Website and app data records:

^^^^^^^^^^^^^^^^

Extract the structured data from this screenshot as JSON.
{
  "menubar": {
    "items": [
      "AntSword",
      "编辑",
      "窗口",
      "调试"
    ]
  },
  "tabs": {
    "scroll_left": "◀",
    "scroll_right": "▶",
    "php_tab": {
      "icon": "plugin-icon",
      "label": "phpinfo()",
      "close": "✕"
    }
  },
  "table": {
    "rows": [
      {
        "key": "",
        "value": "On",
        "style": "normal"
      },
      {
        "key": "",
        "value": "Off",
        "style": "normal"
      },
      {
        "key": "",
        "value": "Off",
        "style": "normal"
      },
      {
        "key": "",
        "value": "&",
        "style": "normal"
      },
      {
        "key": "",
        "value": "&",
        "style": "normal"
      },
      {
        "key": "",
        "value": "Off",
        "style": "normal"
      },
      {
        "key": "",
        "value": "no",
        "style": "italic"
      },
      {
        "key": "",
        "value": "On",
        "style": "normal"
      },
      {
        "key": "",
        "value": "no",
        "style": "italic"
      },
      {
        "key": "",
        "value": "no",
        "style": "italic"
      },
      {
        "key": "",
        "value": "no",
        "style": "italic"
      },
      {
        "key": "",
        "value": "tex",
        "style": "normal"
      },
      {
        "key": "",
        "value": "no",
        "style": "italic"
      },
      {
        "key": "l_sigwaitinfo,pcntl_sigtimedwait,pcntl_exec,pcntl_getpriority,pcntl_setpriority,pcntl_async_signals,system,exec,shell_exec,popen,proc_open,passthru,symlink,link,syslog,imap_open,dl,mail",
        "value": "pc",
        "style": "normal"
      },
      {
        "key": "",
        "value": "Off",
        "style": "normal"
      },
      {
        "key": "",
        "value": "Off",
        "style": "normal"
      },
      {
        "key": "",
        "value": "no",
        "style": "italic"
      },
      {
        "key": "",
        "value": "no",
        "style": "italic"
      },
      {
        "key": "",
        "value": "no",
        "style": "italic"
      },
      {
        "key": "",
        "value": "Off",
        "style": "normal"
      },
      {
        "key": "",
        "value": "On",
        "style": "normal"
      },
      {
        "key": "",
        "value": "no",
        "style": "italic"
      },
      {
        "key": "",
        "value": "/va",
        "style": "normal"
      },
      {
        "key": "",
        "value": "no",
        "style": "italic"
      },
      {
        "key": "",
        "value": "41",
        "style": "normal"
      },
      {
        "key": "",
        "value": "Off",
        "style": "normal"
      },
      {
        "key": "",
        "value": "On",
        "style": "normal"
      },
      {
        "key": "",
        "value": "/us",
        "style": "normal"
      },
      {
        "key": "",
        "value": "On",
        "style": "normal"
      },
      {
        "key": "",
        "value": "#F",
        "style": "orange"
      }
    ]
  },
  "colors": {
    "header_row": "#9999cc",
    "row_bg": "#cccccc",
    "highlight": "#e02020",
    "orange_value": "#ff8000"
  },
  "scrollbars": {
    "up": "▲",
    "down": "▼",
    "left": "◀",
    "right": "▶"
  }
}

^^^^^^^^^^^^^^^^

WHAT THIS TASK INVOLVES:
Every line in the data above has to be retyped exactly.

ANSWER AREA:
Extract the structured data from this screenshot as JSON.
{
  "menubar": {
    "items": [
      "AntSword",
      "编辑",
      "窗口",
      "调试"
    ]
  },
  "tabs": {
    "scroll_left": "◀",
    "scroll_right": "▶",
    "php_tab": {
      "icon": "plugin-icon",
      "label": "phpinfo()",
      "close": "✕"
    }
  },
  "table": {
    "rows": [
      {
        "key": "",
        "value": "On",
        "style": "normal"
      },
      {
        "key": "",
        "value": "Off",
        "style": "normal"
      },
      {
        "key": "",
        "value": "Off",
        "style": "normal"
      },
      {
        "key": "",
        "value": "&",
        "style": "normal"
      },
      {
        "key": "",
        "value": "&",
        "style": "normal"
      },
      {
        "key": "",
        "value": "Off",
        "style": "normal"
      },
      {
        "key": "",
        "value": "no",
        "style": "italic"
      },
      {
        "key": "",
        "value": "On",
        "style": "normal"
      },
      {
        "key": "",
        "value": "no",
        "style": "italic"
      },
      {
        "key": "",
        "value": "no",
        "style": "italic"
      },
      {
        "key": "",
        "value": "no",
        "style": "italic"
      },
      {
        "key": "",
        "value": "tex",
        "style": "normal"
      },
      {
        "key": "",
        "value": "no",
        "style": "italic"
      },
      {
        "key": "l_sigwaitinfo,pcntl_sigtimedwait,pcntl_exec,pcntl_getpriority,pcntl_setpriority,pcntl_async_signals,system,exec,shell_exec,popen,proc_open,passthru,symlink,link,syslog,imap_open,dl,mail",
        "value": "pc",
        "style": "normal"
      },
      {
        "key": "",
        "value": "Off",
        "style": "normal"
      },
      {
        "key": "",
        "value": "Off",
        "style": "normal"
      },
      {
        "key": "",
        "value": "no",
        "style": "italic"
      },
      {
        "key": "",
        "value": "no",
        "style": "italic"
      },
      {
        "key": "",
        "value": "no",
        "style": "italic"
      },
      {
        "key": "",
        "value": "Off",
        "style": "normal"
      },
      {
        "key": "",
        "value": "On",
        "style": "normal"
      },
      {
        "key": "",
        "value": "no",
        "style": "italic"
      },
      {
        "key": "",
        "value": "/va",
        "style": "normal"
      },
      {
        "key": "",
        "value": "no",
        "style": "italic"
      },
      {
        "key": "",
        "value": "41",
        "style": "normal"
      },
      {
        "key": "",
        "value": "Off",
        "style": "normal"
      },
      {
        "key": "",
        "value": "On",
        "style": "normal"
      },
      {
        "key": "",
        "value": "/us",
        "style": "normal"
      },
      {
        "key": "",
        "value": "On",
        "style": "normal"
      },
      {
        "key": "",
        "value": "#F",
        "style": "orange"
      }
    ]
  },
  "colors": {
    "header_row": "#9999cc",
    "row_bg": "#cccccc",
    "highlight": "#e02020",
    "orange_value": "#ff8000"
  },
  "scrollbars": {
    "up": "▲",
    "down": "▼",
    "left": "◀",
    "right": "▶"
  }
}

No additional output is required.